For those of you who have been following my blog for a while, you have probably noticed how much I love exercise. It has been a lot of fun to read, and I am looking forward to writing about fitness in a future post. The reason I love it so much is because it is so much easier than anything else out there. No matter your age, weight, or fitness level, there is always something you can do with it.
What are your favorite “fitness” exercises? If you don’t know them, I am sure you could figure them out. The ones that I am most interested in are those that require strength and a focus on your core. There is nothing more frustrating than lifting a heavy weight and not being able to complete a set of exercises.
The reason is because if youre not strong enough to complete the set, the weight will just keep coming, and the weight will keep coming without you being able to complete the exercise. A lot of the exercises in this list require you to focus a certain part of your core. For example, a barbell-based exercise called pike-chop is a good way to get a lot of core strength and strength endurance.
Progression definition fitness is a type of workout that emphasizes core strength, cardio, and strength. The exercises in this list are usually done with heavy weights, such as dumbbells, barbells, or kettlebells.
There are a few exercises included here that are a good starting point for getting moving around the core, like push-ups and pull-ups. However, it’s important to remember that this is a progression exercise. You can’t just jump right into pull-ups and expect to finish in two minutes, as it’s not a movement you can “progression” out of. You’ll need to build up the strength and endurance from doing the exercises described in this list.

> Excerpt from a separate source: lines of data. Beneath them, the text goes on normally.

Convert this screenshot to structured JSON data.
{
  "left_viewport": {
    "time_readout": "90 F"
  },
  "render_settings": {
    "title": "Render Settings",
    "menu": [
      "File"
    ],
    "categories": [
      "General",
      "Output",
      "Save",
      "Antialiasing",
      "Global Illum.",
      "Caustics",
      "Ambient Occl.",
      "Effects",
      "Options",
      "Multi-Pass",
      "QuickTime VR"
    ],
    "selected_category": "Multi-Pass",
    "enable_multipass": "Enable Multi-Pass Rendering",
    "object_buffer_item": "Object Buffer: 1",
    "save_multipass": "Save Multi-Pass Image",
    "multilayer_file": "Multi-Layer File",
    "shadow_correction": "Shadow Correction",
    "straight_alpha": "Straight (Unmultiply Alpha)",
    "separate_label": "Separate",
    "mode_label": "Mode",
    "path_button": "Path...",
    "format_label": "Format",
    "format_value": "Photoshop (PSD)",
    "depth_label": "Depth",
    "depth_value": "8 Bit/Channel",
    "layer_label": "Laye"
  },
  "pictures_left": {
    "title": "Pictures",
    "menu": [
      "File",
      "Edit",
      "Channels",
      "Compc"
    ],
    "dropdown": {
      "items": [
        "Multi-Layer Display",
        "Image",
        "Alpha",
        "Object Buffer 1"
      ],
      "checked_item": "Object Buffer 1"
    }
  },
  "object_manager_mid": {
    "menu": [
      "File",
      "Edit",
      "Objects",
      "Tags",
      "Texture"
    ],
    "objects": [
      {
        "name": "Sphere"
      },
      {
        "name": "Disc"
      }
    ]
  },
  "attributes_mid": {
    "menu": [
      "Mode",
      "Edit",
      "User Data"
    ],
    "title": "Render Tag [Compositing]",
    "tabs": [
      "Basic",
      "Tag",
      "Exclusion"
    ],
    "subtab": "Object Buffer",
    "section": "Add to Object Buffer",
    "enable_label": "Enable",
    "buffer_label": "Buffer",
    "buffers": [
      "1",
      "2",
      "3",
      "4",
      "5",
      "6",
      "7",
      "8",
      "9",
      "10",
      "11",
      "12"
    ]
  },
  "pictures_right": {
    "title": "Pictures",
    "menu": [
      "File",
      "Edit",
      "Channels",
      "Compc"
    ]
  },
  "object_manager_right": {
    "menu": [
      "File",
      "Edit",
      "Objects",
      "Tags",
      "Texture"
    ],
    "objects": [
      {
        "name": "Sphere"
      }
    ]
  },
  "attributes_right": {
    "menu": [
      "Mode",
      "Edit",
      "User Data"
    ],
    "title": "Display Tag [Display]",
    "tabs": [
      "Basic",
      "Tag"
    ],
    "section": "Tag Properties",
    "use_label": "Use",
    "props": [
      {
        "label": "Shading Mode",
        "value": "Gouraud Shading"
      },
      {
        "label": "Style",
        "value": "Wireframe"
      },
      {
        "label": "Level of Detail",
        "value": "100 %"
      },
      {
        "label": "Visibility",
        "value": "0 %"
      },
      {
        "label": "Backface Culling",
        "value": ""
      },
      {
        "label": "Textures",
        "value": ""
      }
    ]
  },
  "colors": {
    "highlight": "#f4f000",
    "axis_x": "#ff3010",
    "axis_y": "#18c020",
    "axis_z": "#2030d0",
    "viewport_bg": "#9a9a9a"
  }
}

Weighing yourself on a scale is a good way to start building up your core, but it’s not the only way. There are other ways to build up the core such as doing push-ups or pulling-ups, etc. There are also some exercises you can do without the need to weigh or measure yourself. Just a few simple things like doing a few situps or doing jumping jacks.

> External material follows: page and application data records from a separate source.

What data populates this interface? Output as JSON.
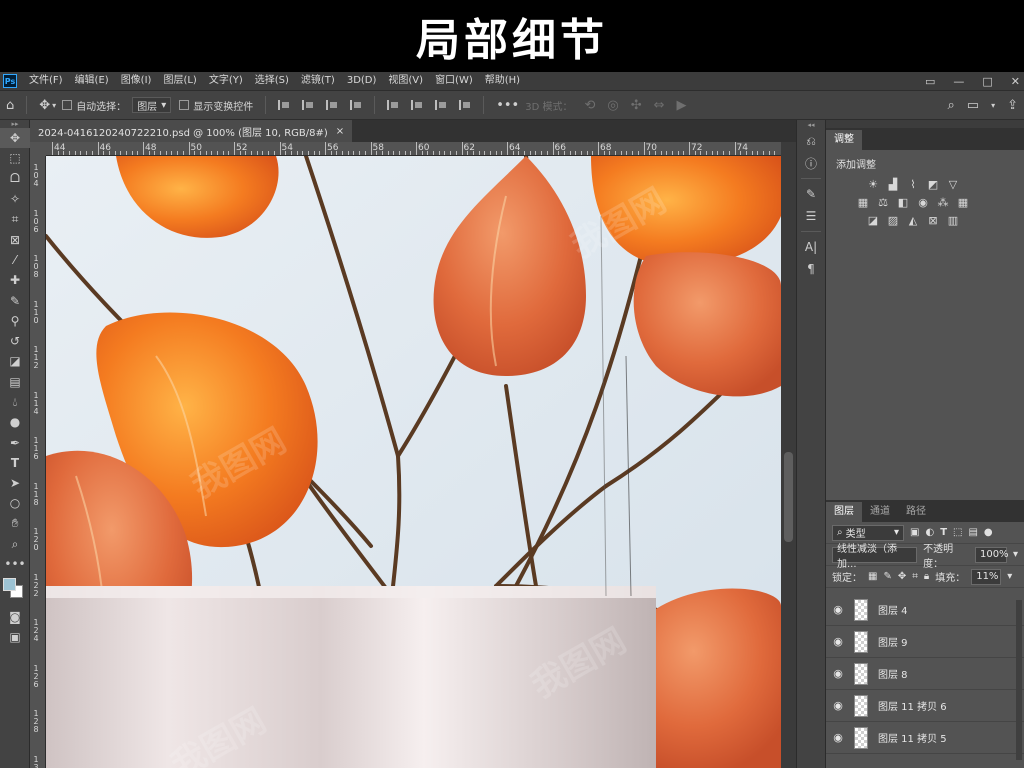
{
  "banner": {
    "title": "局部细节"
  },
  "app": {
    "logo": "Ps"
  },
  "menubar": {
    "items": [
      "文件(F)",
      "编辑(E)",
      "图像(I)",
      "图层(L)",
      "文字(Y)",
      "选择(S)",
      "滤镜(T)",
      "3D(D)",
      "视图(V)",
      "窗口(W)",
      "帮助(H)"
    ],
    "window_controls": [
      "▭",
      "—",
      "□",
      "✕"
    ]
  },
  "options": {
    "auto_select_label": "自动选择：",
    "auto_select_value": "图层",
    "show_transform_label": "显示变换控件",
    "mode_3d_label": "3D 模式："
  },
  "document": {
    "tab_title": "2024-0416120240722210.psd @ 100% (图层 10, RGB/8#)",
    "close": "×"
  },
  "ruler": {
    "h_labels": [
      "44",
      "46",
      "48",
      "50",
      "52",
      "54",
      "56",
      "58",
      "60",
      "62",
      "64",
      "66",
      "68",
      "70",
      "72",
      "74"
    ],
    "v_labels": [
      [
        "1",
        "0",
        "4"
      ],
      [
        "1",
        "0",
        "6"
      ],
      [
        "1",
        "0",
        "8"
      ],
      [
        "1",
        "1",
        "0"
      ],
      [
        "1",
        "1",
        "2"
      ],
      [
        "1",
        "1",
        "4"
      ],
      [
        "1",
        "1",
        "6"
      ],
      [
        "1",
        "1",
        "8"
      ],
      [
        "1",
        "2",
        "0"
      ],
      [
        "1",
        "2",
        "2"
      ],
      [
        "1",
        "2",
        "4"
      ],
      [
        "1",
        "2",
        "6"
      ],
      [
        "1",
        "2",
        "8"
      ],
      [
        "1",
        "3",
        "0"
      ]
    ]
  },
  "adjustments": {
    "tab": "调整",
    "title": "添加调整"
  },
  "layers": {
    "tabs": [
      "图层",
      "通道",
      "路径"
    ],
    "filter_label": "类型",
    "blend_mode": "线性减淡（添加...",
    "opacity_label": "不透明度：",
    "opacity_value": "100%",
    "lock_label": "锁定：",
    "fill_label": "填充：",
    "fill_value": "11%",
    "items": [
      {
        "name": "图层 4"
      },
      {
        "name": "图层 9"
      },
      {
        "name": "图层 8"
      },
      {
        "name": "图层 11 拷贝 6"
      },
      {
        "name": "图层 11 拷贝 5"
      }
    ]
  },
  "watermark": "我图网",
  "colors": {
    "foreground": "#9dc3d4",
    "background": "#ffffff",
    "canvas_bg": "#e3ebf1",
    "lantern_orange": "#f07a2a"
  }
}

To me, progression is a lot like getting the hang of a skill you want to do and seeing if you like it. It takes time, practice, and repetition.

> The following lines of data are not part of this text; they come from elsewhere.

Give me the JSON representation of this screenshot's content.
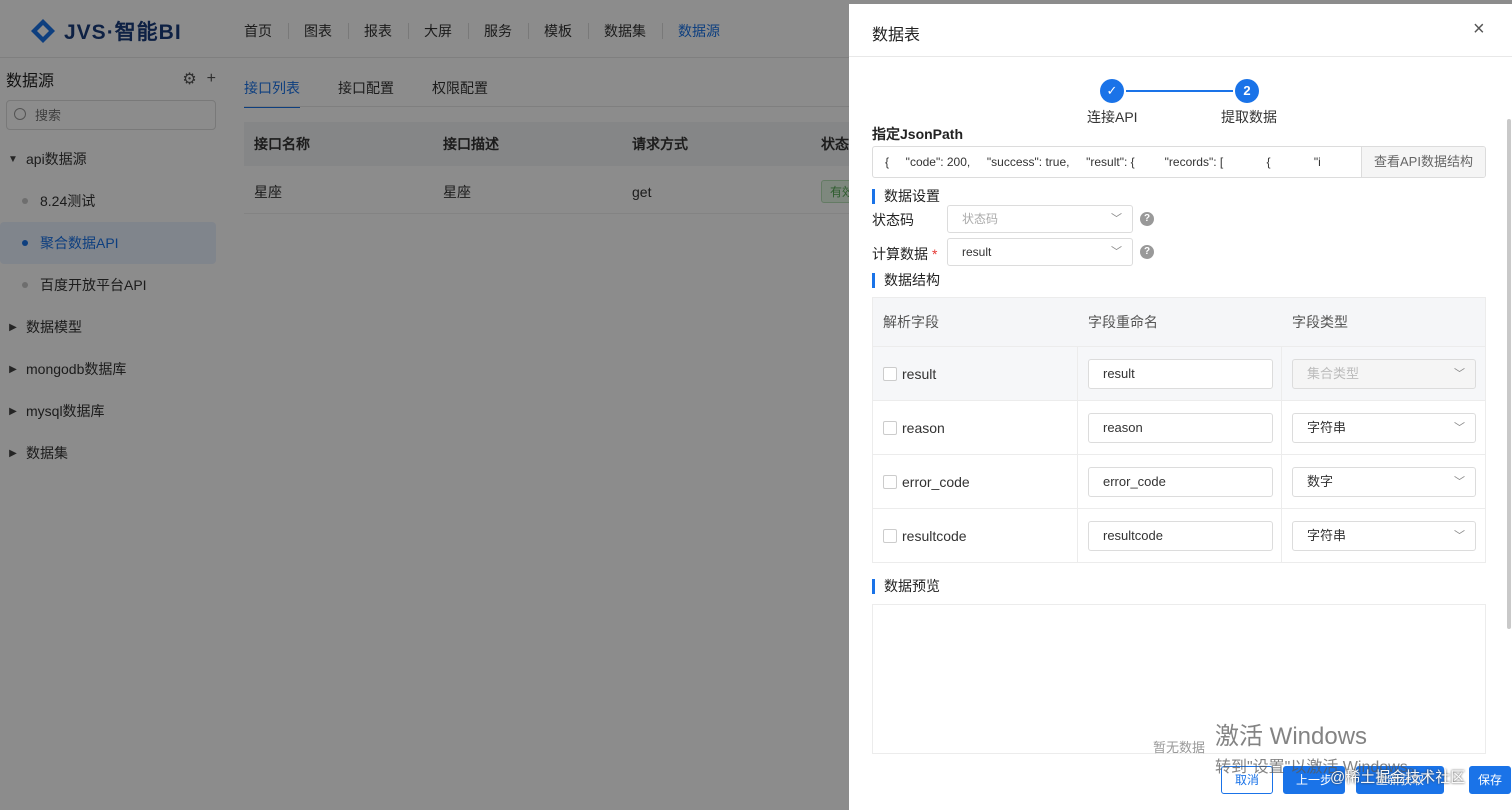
{
  "app": {
    "logo_text": "JVS·智能BI",
    "nav": [
      "首页",
      "图表",
      "报表",
      "大屏",
      "服务",
      "模板",
      "数据集",
      "数据源"
    ],
    "nav_active_index": 7
  },
  "sidebar": {
    "title": "数据源",
    "search_placeholder": "搜索",
    "tree": [
      {
        "label": "api数据源",
        "expanded": true,
        "children": [
          {
            "label": "8.24测试",
            "active": false
          },
          {
            "label": "聚合数据API",
            "active": true
          },
          {
            "label": "百度开放平台API",
            "active": false
          }
        ]
      },
      {
        "label": "数据模型",
        "expanded": false
      },
      {
        "label": "mongodb数据库",
        "expanded": false
      },
      {
        "label": "mysql数据库",
        "expanded": false
      },
      {
        "label": "数据集",
        "expanded": false
      }
    ]
  },
  "main": {
    "tabs": [
      "接口列表",
      "接口配置",
      "权限配置"
    ],
    "active_tab_index": 0,
    "columns": [
      "接口名称",
      "接口描述",
      "请求方式",
      "状态"
    ],
    "rows": [
      {
        "name": "星座",
        "desc": "星座",
        "method": "get",
        "status": "有效"
      }
    ]
  },
  "drawer": {
    "title": "数据表",
    "close_icon": "×",
    "steps": [
      {
        "label": "连接API",
        "mark": "✓",
        "done": true
      },
      {
        "label": "提取数据",
        "mark": "2",
        "current": true
      }
    ],
    "jsonpath_label": "指定JsonPath",
    "jsonpath_value": "{     \"code\": 200,     \"success\": true,     \"result\": {         \"records\": [             {             \"i",
    "view_structure_button": "查看API数据结构",
    "data_settings_title": "数据设置",
    "status_code_label": "状态码",
    "status_code_placeholder": "状态码",
    "calc_data_label": "计算数据",
    "calc_data_value": "result",
    "help_icon": "?",
    "data_structure_title": "数据结构",
    "table_headers": [
      "解析字段",
      "字段重命名",
      "字段类型"
    ],
    "fields": [
      {
        "field": "result",
        "rename": "result",
        "type": "集合类型",
        "disabled": true
      },
      {
        "field": "reason",
        "rename": "reason",
        "type": "字符串",
        "disabled": false
      },
      {
        "field": "error_code",
        "rename": "error_code",
        "type": "数字",
        "disabled": false
      },
      {
        "field": "resultcode",
        "rename": "resultcode",
        "type": "字符串",
        "disabled": false
      }
    ],
    "preview_title": "数据预览",
    "preview_empty": "暂无数据",
    "buttons": {
      "cancel": "取消",
      "prev": "上一步",
      "refetch": "重新获取",
      "save": "保存"
    }
  },
  "overlay": {
    "activate_title": "激活 Windows",
    "activate_sub": "转到\"设置\"以激活 Windows。",
    "community": "@稀土掘金技术社区"
  },
  "colors": {
    "primary": "#1a73e8",
    "mask": "rgba(0,0,0,0.45)"
  }
}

It’s all about practice and repetition. If you’re a beginner you can do push-ups and pull ups and sit-ups and other basic exercises by themselves. If you can do them, you could be a pro within a week. It’s not a “must do” that you have to do on a regular basis, but a “you can do it”. If you think that you can do it, then you can try.
I will say that progression is not just about doing exercises. It also means doing it over and over again. One minute you’re doing push ups and pull ups and sit ups and jumping jacks. The next minute you’re doing push ups and pull ups and sit ups and jumping jacks. You can also do anything and anything you want. For example, I can do the one hand push ups even if I’m already working out.
Progressions are usually grouped into two main categories: a progression with a certain length and a progression that’s long enough to be interesting. There’s also the progression you can choose from, which lets you do something and then do it a couple times, or do something and then do it a few times.